* _What you have to do_
Show every line from the data below that includes "JSON".

* _Information shown_
===============

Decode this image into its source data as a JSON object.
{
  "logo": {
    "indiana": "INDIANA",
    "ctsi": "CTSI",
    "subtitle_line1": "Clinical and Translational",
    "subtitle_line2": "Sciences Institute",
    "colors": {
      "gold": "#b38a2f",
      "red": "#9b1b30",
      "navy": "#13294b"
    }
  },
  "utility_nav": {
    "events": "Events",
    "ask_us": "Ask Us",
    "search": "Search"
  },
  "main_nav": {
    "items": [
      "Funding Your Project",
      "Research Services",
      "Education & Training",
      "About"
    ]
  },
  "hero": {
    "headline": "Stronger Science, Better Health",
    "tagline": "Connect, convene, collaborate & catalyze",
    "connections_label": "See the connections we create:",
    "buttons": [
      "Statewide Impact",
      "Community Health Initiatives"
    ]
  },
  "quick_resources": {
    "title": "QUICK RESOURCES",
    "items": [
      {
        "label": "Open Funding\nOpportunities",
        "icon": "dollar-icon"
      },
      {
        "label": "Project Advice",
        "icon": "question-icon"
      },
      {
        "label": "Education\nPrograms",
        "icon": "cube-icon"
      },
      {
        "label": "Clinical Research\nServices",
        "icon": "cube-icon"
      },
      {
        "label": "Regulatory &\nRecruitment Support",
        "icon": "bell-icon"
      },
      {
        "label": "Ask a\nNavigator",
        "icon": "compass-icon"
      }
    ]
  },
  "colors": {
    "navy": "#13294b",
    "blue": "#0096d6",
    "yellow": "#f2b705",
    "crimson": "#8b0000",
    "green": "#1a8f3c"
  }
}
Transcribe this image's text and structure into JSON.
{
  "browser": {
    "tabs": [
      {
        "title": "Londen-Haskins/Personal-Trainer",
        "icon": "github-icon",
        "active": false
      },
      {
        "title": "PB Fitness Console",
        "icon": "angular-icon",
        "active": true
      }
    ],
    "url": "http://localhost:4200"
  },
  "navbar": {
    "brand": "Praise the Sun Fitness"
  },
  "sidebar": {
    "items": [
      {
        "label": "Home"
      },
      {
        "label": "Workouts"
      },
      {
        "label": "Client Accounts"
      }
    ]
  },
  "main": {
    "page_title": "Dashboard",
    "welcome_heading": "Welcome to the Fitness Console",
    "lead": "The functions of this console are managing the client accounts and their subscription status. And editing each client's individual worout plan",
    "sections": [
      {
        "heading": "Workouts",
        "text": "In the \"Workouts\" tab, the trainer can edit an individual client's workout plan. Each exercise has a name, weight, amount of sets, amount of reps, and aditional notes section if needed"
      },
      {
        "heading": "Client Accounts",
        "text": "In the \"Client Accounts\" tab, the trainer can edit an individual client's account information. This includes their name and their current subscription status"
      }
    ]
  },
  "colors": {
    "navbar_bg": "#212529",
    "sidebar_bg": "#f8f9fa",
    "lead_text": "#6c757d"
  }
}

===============

* _Exercise response_
Decode this image into its source data as a JSON object.
Transcribe this image's text and structure into JSON.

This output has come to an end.